Tom B.

Anonymous said...

"and the human body is not nearly as efficient as a well designed internal combustion engine"

That statement was based on memory dating back to college classes a long time ago. Since you challenged me on it, I did some vary lazy research, i.e. Wikipedia. According to that source, the typical gasoline engine is 18 - 20% efficient at turning chemical energy into kinetic energy. The human body's efficiency at converting food energy to movement ranges from 18% - 26%, depending on the type of fuel and the type of movement.

So, I stand corrected. The human body is as good as an internal combustion engine, and in some cases a bit better. However, I know that on brevets and other long rides, I spend more money at gas stations than I would if I were driving the same distance.

Tom B.

Anonymous said...

sorry about the double post. i can't seem to distinguish between single clicks and double clicks on my mouse.

WMdeR said...

Hi, Mike,

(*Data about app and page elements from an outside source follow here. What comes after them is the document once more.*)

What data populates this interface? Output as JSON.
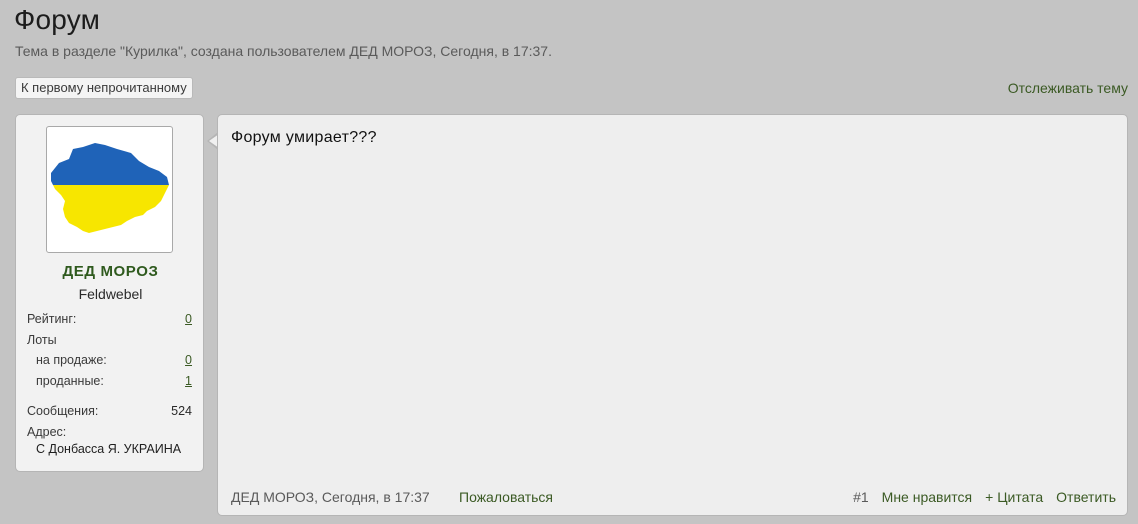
{
  "thread": {
    "title": "Форум",
    "subtitle": "Тема в разделе \"Курилка\", создана пользователем ДЕД МОРОЗ, Сегодня, в 17:37.",
    "first_unread_label": "К первому непрочитанному",
    "watch_label": "Отслеживать тему"
  },
  "user": {
    "avatar_icon": "crimea-map-avatar-icon",
    "avatar_colors": {
      "top": "#1f63b8",
      "bottom": "#f7e600"
    },
    "name": "ДЕД МОРОЗ",
    "rank": "Feldwebel",
    "rating_label": "Рейтинг:",
    "rating_value": "0",
    "lots_label": "Лоты",
    "on_sale_label": "на продаже:",
    "on_sale_value": "0",
    "sold_label": "проданные:",
    "sold_value": "1",
    "messages_label": "Сообщения:",
    "messages_value": "524",
    "address_label": "Адрес:",
    "address_value": "С Донбасса Я. УКРАИНА"
  },
  "post": {
    "text": "Форум умирает???",
    "author_time": "ДЕД МОРОЗ, Сегодня, в 17:37",
    "report_label": "Пожаловаться",
    "number": "#1",
    "like_label": "Мне нравится",
    "quote_label": "+ Цитата",
    "reply_label": "Ответить"
  }
}
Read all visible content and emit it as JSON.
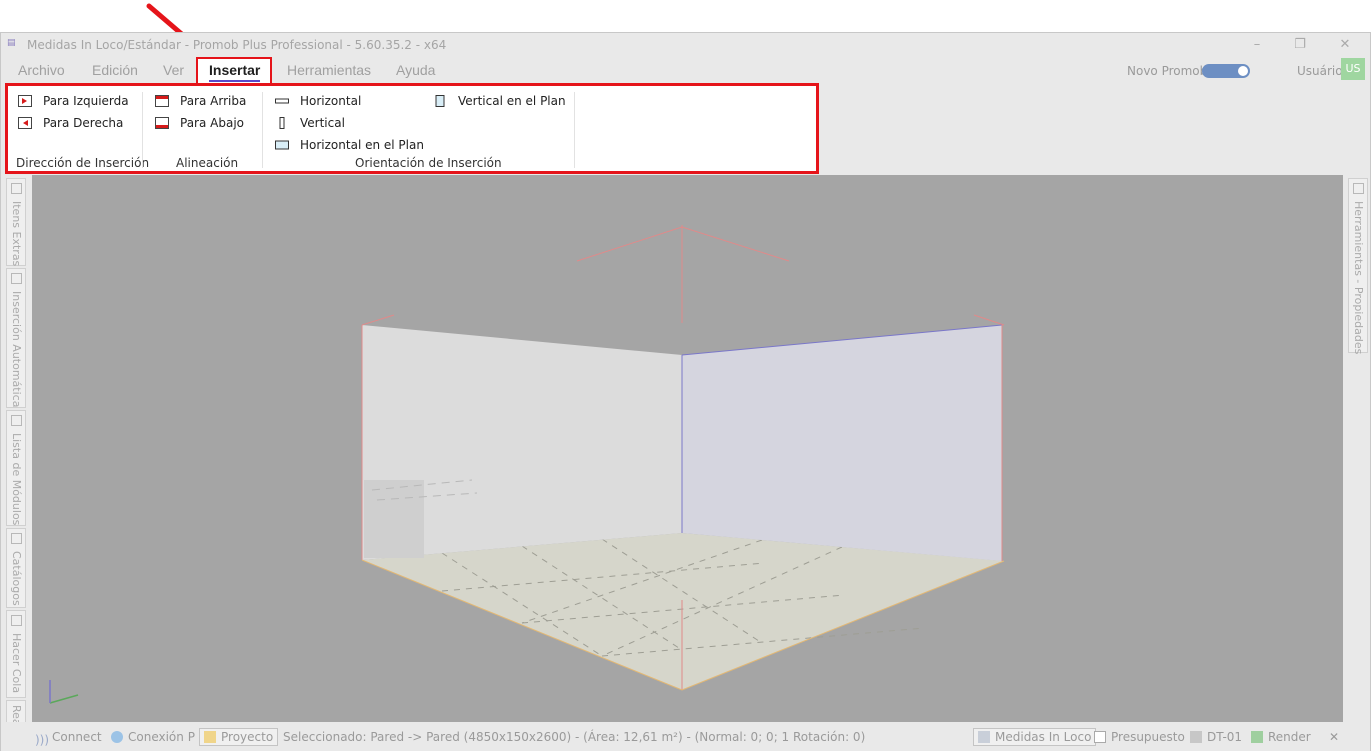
{
  "window": {
    "title": "Medidas In Loco/Estándar - Promob Plus Professional - 5.60.35.2 - x64",
    "icon": "promob-app-icon",
    "controls": [
      "minimize-icon",
      "restore-icon",
      "close-icon"
    ]
  },
  "menu": {
    "tabs": [
      "Archivo",
      "Edición",
      "Ver",
      "Insertar",
      "Herramientas",
      "Ayuda"
    ],
    "active": "Insertar"
  },
  "topright": {
    "novo_label": "Novo Promob",
    "toggle_on": true,
    "user_label": "Usuário",
    "avatar": "US"
  },
  "ribbon": {
    "groups": [
      {
        "label": "Dirección de Inserción",
        "items": [
          "Para Izquierda",
          "Para Derecha"
        ]
      },
      {
        "label": "Alineación",
        "items": [
          "Para Arriba",
          "Para Abajo"
        ]
      },
      {
        "label": "Orientación de Inserción",
        "items": [
          "Horizontal",
          "Vertical",
          "Horizontal en el Plan",
          "Vertical en el Plan"
        ]
      }
    ]
  },
  "left_panel": {
    "tabs": [
      "Itens Extras",
      "Inserción Automática",
      "Lista de Módulos",
      "Catálogos",
      "Hacer Cola",
      "Real Scene"
    ]
  },
  "right_panel": {
    "tabs": [
      "Herramientas - Propiedades"
    ]
  },
  "statusbar": {
    "connect": "Connect",
    "conexion": "Conexión P",
    "proyecto": "Proyecto",
    "selection": "Seleccionado: Pared -> Pared (4850x150x2600) - (Área: 12,61 m²) - (Normal: 0; 0; 1 Rotación: 0)",
    "medidas": "Medidas In Loco",
    "presupuesto": "Presupuesto",
    "dt": "DT-01",
    "render": "Render"
  },
  "colors": {
    "highlight": "#e5141a",
    "accent": "#5a49c9",
    "toggle": "#6d8fc3",
    "avatar": "#9fd6a0",
    "viewport": "#a5a5a5"
  }
}
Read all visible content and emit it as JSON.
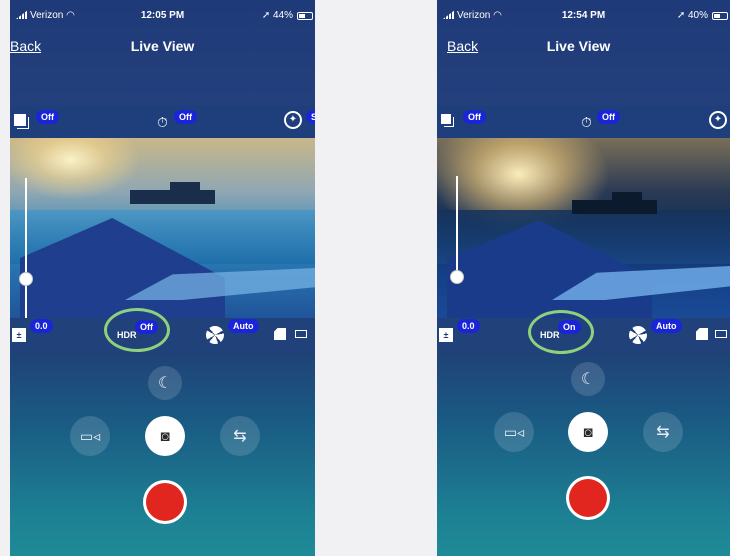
{
  "screens": [
    {
      "status": {
        "carrier": "Verizon",
        "time": "12:05 PM",
        "battery": "44%"
      },
      "nav": {
        "back_label": "Back",
        "title": "Live View"
      },
      "top_controls": {
        "drive_mode_value": "Off",
        "timer_value": "Off"
      },
      "bottom_controls": {
        "ev_value": "0.0",
        "hdr_label": "HDR",
        "hdr_value": "Off",
        "aperture_value": "Auto"
      }
    },
    {
      "status": {
        "carrier": "Verizon",
        "time": "12:54 PM",
        "battery": "40%"
      },
      "nav": {
        "back_label": "Back",
        "title": "Live View"
      },
      "top_controls": {
        "drive_mode_value": "Off",
        "timer_value": "Off"
      },
      "bottom_controls": {
        "ev_value": "0.0",
        "hdr_label": "HDR",
        "hdr_value": "On",
        "aperture_value": "Auto"
      }
    }
  ],
  "icons": {
    "drive_mode": "drive-mode-icon",
    "timer": "timer-icon",
    "focus": "focus-icon",
    "ev": "exposure-compensation-icon",
    "aperture": "aperture-icon",
    "card": "sd-card-icon",
    "battery": "battery-icon",
    "night": "moon-icon",
    "video": "video-camera-icon",
    "photo": "camera-icon",
    "switch": "switch-camera-icon",
    "shutter": "record-shutter-icon"
  },
  "colors": {
    "pill_blue": "#1a25d8",
    "highlight_green": "#8fd07b",
    "shutter_red": "#e0261e"
  }
}
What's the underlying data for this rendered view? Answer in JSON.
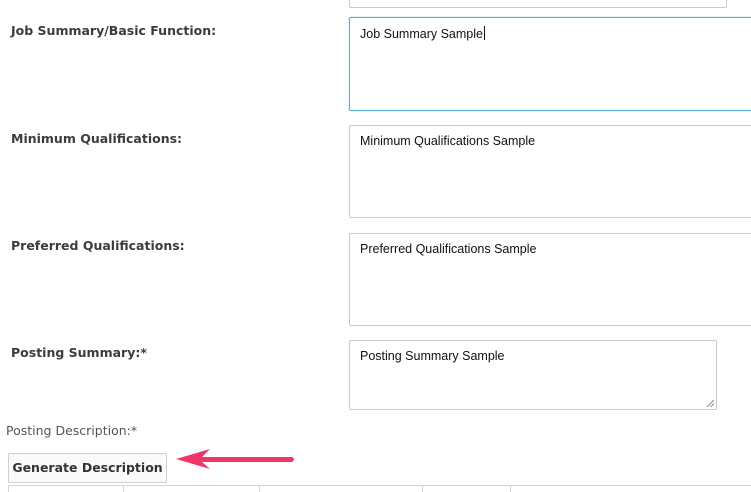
{
  "form": {
    "fields": [
      {
        "label": "Job Summary/Basic Function:",
        "value": "Job Summary Sample"
      },
      {
        "label": "Minimum Qualifications:",
        "value": "Minimum Qualifications Sample"
      },
      {
        "label": "Preferred Qualifications:",
        "value": "Preferred Qualifications Sample"
      },
      {
        "label": "Posting Summary:*",
        "value": "Posting Summary Sample"
      }
    ],
    "posting_description_label": "Posting Description:*",
    "generate_button_label": "Generate Description"
  },
  "icons": {
    "annotation_arrow": "left-arrow-icon",
    "resize_grip": "resize-grip-icon"
  },
  "colors": {
    "focus_border": "#5ab0e0",
    "arrow": "#f0356b",
    "field_border": "#c9c9c9"
  }
}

I actually track my bike costs. In 2009 dollars, if I replaced my total mixed travel mileage with either automobile miles or bicycling miles, account for amortizing the cost of my bicycles, insurance, maintenance, etc, and neglect mileage I ride for fun (I don't drive an automobile recreationally), I get the following costs per mile:

Assuming 12,000mi/year total:
Automobile: $0.48.
Randonneuring bicycle: $0.25.
Allroad bicycle: $0.16.
City Bicycle: $0.10.

In the grand tradition of Thoreau, we can analyze the total life cost spent getting around.

Assuming the car is driven 1 hour per day to yield that 12,000mi/year, and one drives the bicycle at 15mph average speed, one breaks even on total time spent driving/earning the drive at around $12/hour. The automobile gets more time-efficient at greater incomes. Ride faster, or earn less, and the bike gets more time-efficient.

Best Regards,

Will
William M. deRosset
RUSA 2401

skiffrun said...

http://www.yehudamoon.com/index.php?date=2008-02-04